The amelioration of acid sulphate soil with respect to oil palm
AbstractAn attempt to improve the growth of oil palms on a Malaysian acid sulphate soil by leaching the soil intensively for five year was unsuccessful; the acidifica-tion of the soil was intensified, the condition of the palms deteriorated, and at the end of the period the soil still contained considerable reserves of unoxidized pyrite. Flooding the pyritic horizon by blocking the drainage channels caused a rapid improvement in the appearance of the palms, and 16 months after raising the water table the yield increased from 5 to 7 t/ha to more than 17 t of fresh fruit bunches per hectare. With appropriate use of fertilizer, yields a good as those on non-acid sulphate soils can now be obtained. An acid sulphate soil of the Sedu series contained bacteria resembling those found in similar soils elsewhere in the world, in that they promote the oxidation of pyrite by catalysing the atmospheric oxidation of pyrite.
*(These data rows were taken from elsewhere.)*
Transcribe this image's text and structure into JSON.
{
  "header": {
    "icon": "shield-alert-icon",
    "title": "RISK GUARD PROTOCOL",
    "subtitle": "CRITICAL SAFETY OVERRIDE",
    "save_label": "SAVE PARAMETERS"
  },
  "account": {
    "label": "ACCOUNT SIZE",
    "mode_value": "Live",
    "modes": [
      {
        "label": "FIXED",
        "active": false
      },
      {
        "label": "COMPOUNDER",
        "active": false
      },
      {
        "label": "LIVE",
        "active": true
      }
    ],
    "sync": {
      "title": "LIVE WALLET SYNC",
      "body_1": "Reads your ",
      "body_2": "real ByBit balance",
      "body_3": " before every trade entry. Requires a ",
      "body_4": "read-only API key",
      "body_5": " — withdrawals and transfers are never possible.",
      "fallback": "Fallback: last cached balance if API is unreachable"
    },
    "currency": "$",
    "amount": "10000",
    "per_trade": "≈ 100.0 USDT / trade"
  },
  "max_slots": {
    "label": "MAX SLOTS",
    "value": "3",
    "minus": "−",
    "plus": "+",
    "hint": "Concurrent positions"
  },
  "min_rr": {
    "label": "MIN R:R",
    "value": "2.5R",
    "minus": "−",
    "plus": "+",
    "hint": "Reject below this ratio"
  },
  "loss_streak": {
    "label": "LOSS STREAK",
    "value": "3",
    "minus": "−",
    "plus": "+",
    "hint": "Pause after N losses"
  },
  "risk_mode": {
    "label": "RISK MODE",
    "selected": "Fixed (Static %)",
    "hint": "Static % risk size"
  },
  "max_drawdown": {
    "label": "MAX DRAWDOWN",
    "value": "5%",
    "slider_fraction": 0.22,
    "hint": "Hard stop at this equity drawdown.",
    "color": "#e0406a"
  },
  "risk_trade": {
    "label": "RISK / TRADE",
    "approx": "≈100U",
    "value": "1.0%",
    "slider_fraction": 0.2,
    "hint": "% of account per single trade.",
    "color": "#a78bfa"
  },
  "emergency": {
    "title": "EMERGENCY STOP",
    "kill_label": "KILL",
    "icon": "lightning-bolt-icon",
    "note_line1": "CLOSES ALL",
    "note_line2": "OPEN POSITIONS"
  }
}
Experiments with oil palm seedlings grown in non-acid soil overlying acid sulphate soil showed that whereas the roots did not penetrate the freely-drained acid layer maintaining the acid soil in a flooded condition permitted root growth as extensive as in a freely-drained non-acid soil.